The Caravelle right-hand wingtip leading edge is completed

Keskiviikko 27.3.2024 - Tuesday Club member


Owned by Aviation Museum Society Finland and now on display at Turku Airport, the Caravelle lll (OH-LEA Sinilintu, Bluebird) has had its damaged right-hand wingtip leading edge restoration completed. The wingtip in the Caravelle is a separate entity, which can be detached from the wing. For the sake of simplicity, I’ll use the term wingtip for this structure in the future.



The last task in building the new leading edge for the wingtip was to rivet the edges of the upper and lower covering sheets to the centre line of the leading edge. The edges of the covering sheets meet at the centreline of the leading edge. Otherwise the covering sheets of the new wingtip had already been riveted in the wingtip structure.

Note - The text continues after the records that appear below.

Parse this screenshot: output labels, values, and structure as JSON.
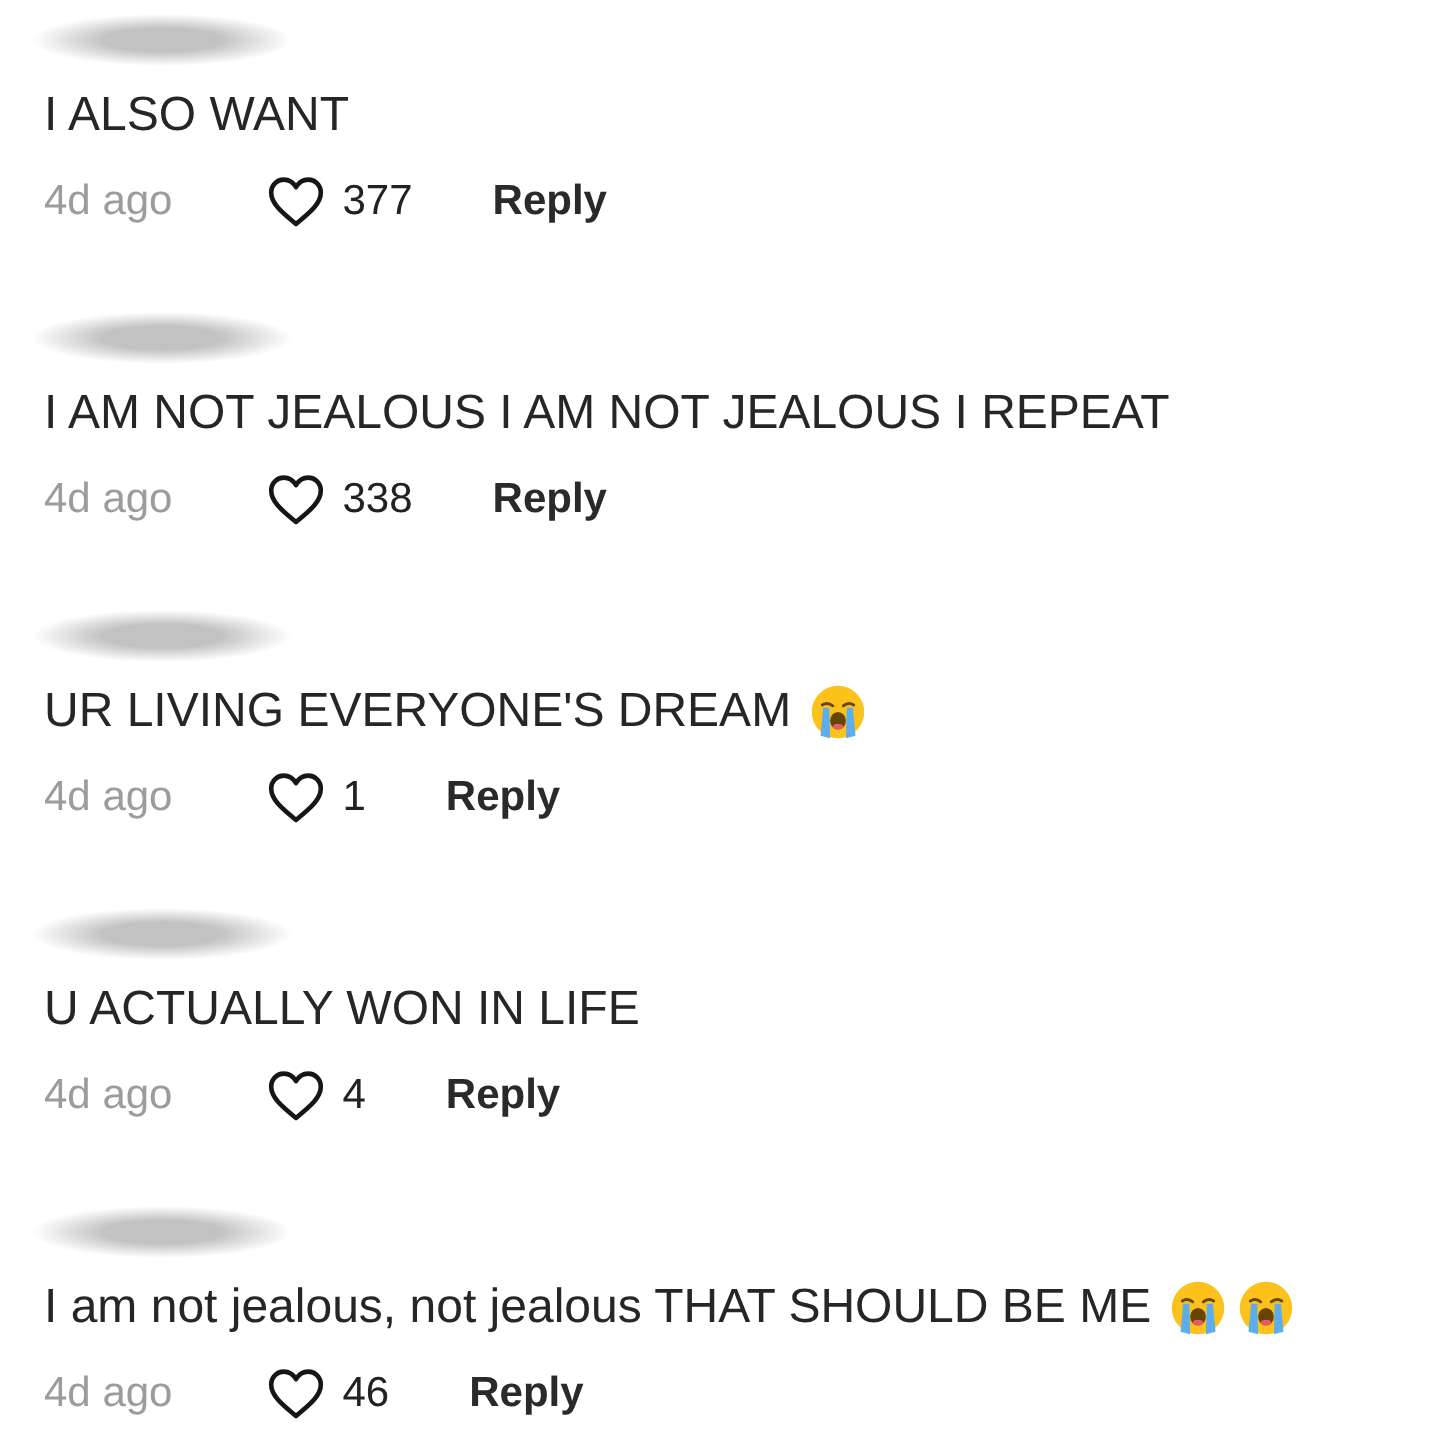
{
  "comments": [
    {
      "username_blurred": true,
      "text": "I ALSO WANT",
      "time": "4d ago",
      "liked": false,
      "likes": "377",
      "reply": "Reply"
    },
    {
      "username_blurred": true,
      "text": "I AM NOT JEALOUS I AM NOT JEALOUS I REPEAT",
      "time": "4d ago",
      "liked": false,
      "likes": "338",
      "reply": "Reply"
    },
    {
      "username_blurred": true,
      "text": "UR LIVING EVERYONE'S DREAM",
      "emojis": [
        {
          "kind": "loudly-crying"
        }
      ],
      "time": "4d ago",
      "liked": false,
      "likes": "1",
      "reply": "Reply"
    },
    {
      "username_blurred": true,
      "text": "U ACTUALLY WON IN LIFE",
      "time": "4d ago",
      "liked": false,
      "likes": "4",
      "reply": "Reply"
    },
    {
      "username_blurred": true,
      "text": "I am not jealous, not jealous THAT SHOULD BE ME",
      "emojis": [
        {
          "kind": "loudly-crying"
        },
        {
          "kind": "loudly-crying"
        }
      ],
      "time": "4d ago",
      "liked": false,
      "likes": "46",
      "reply": "Reply"
    }
  ]
}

To be able to rivet the covering sheet edges on the leading edge centreline, the sheet edges were tightened against the leading edge using a cargo strap, tied around the wingtip. After this, rivet holes were drilled at both ends of the sheets and the edges were riveted on the centre line with pop rivets.


It was noticed that a gap of 1-4 mm was left between the edges. The edges of the sheets therefore didn’t reach each other to form a butt joint. It was decided to cover the gap with an aluminium covering strip, running along the leading edge centre line.





To make the covering strip, an 8 cm wide and 40 cm long aluminium strip was cut out of 1 mm thick aluminium sheet to conceal the seam between the covering sheets. The aluminium strip was shaped to the curved form of the leading edge by shaping it against a suitable size iron tube. The concealing strip was arduous to shape because the wingtip leading edge slopes to various directions. The strip was, therefore, moulded phase by phase, fitting it to place at times. Thus the concealing strip was made to press tightly against the leading edge ridge.





Now the blue plastic films protecting the aluminium sheet could be removed and start the riveting of the covering strip. For the riveting the covering strip was tightened to place at both ends with a cargo strap. Masking tape was applied to both ends of the covering strip to mark the places of the pop rivets. The places were marked on the surface of the tape at even spaces with a compass and pencil, and the holes for the rivets were drilled accordingly.



We discussed what would be the best order to rivet the covering strip, so that it would best confirm to the shape of the wingtip leading edge. We ended up in starting the riveting from the rear end of the covering strip, proceeding rivet by rivet towards the wingtip. In doing so, the covering strip riveted itself tightly to the wingtip leading edge. Finally, the edges of the covering strip were tapped with a hammer and a piece of wood to press it still more tightly to the underlying surface of the covering material.



The demanding task of rebuilding the destroyed wingtip leading edge of the Caravelle III was now ready. Let’s not forget the fitting of the 3D-printed navigation lamp cover to its place in the leading edge tip.

Photos by Lassi Karivalo.

Translation by Matti Liuskallio.

Avainsanat: aviation history, restoration, Caravelle, OH-LEA, Sinilintu, Bluebird, Tuesday Club